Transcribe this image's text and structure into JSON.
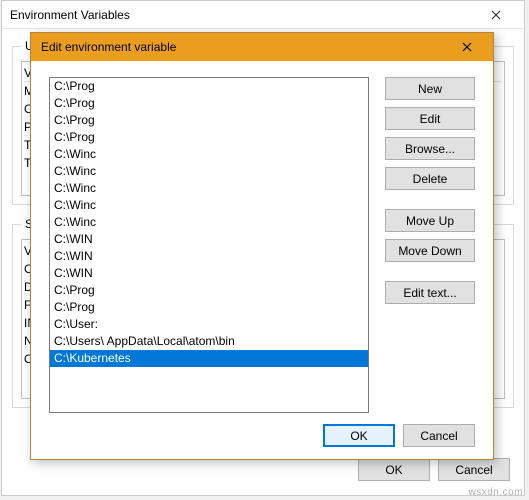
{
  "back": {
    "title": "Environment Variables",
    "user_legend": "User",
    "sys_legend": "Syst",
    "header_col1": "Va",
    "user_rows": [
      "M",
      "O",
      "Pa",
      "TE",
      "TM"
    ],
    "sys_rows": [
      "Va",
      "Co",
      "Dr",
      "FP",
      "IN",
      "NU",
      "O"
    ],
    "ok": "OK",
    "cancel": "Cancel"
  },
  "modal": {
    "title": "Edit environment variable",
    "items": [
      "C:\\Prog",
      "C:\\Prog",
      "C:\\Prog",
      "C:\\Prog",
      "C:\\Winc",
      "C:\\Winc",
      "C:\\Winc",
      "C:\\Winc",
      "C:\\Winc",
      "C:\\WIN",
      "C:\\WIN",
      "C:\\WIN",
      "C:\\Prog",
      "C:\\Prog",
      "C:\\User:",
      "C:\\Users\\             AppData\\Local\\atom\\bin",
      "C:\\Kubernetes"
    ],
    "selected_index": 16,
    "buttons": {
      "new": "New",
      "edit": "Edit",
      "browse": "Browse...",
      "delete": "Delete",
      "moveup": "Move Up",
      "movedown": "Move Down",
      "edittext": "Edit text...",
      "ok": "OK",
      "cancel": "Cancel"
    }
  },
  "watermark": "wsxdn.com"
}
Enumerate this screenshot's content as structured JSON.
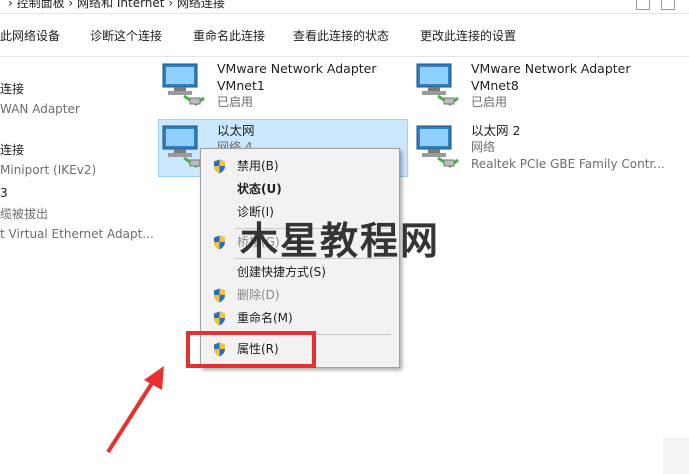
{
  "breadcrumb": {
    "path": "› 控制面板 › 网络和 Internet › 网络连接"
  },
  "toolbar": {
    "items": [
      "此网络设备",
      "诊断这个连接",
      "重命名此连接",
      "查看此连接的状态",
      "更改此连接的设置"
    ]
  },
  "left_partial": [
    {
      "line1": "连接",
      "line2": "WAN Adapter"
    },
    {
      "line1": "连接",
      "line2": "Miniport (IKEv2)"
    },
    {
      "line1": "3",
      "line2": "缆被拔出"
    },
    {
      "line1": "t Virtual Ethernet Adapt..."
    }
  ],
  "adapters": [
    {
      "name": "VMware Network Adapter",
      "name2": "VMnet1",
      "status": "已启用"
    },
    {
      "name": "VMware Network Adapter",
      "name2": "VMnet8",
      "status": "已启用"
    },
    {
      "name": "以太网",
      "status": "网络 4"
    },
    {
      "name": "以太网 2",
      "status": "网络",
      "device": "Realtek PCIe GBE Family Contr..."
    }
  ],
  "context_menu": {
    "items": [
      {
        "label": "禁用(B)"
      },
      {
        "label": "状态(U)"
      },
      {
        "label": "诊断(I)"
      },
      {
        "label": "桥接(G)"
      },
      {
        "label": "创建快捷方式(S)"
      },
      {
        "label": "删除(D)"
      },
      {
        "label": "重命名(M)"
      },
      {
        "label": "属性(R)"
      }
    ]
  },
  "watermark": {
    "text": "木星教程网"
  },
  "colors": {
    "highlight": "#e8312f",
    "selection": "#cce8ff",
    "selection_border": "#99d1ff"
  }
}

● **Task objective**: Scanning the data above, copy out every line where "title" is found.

● **Problem solution**:
    "title": "Environment Variables",
    "title": "Edit environment variable",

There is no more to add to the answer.